#### [Exercise aim]
Retype everything in the listing, leaving each line exactly as it is.

-------- Data excerpts

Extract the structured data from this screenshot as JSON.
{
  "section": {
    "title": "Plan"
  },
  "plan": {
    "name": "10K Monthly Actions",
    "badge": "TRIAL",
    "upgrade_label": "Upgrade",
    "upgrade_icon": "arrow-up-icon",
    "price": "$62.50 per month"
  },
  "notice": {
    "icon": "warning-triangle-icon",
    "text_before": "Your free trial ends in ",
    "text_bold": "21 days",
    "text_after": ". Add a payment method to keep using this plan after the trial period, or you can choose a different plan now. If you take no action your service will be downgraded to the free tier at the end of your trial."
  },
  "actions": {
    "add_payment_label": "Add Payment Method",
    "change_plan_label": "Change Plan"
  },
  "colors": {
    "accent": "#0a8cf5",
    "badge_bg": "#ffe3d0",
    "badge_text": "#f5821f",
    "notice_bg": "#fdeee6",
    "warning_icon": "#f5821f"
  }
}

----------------

#### [Written reply]
Extract the structured data from this screenshot as JSON.
{
  "section": {
    "title": "Plan"
  },
  "plan": {
    "name": "10K Monthly Actions",
    "badge": "TRIAL",
    "upgrade_label": "Upgrade",
    "upgrade_icon": "arrow-up-icon",
    "price": "$62.50 per month"
  },
  "notice": {
    "icon": "warning-triangle-icon",
    "text_before": "Your free trial ends in ",
    "text_bold": "21 days",
    "text_after": ". Add a payment method to keep using this plan after the trial period, or you can choose a different plan now. If you take no action your service will be downgraded to the free tier at the end of your trial."
  },
  "actions": {
    "add_payment_label": "Add Payment Method",
    "change_plan_label": "Change Plan"
  },
  "colors": {
    "accent": "#0a8cf5",
    "badge_bg": "#ffe3d0",
    "badge_text": "#f5821f",
    "notice_bg": "#fdeee6",
    "warning_icon": "#f5821f"
  }
}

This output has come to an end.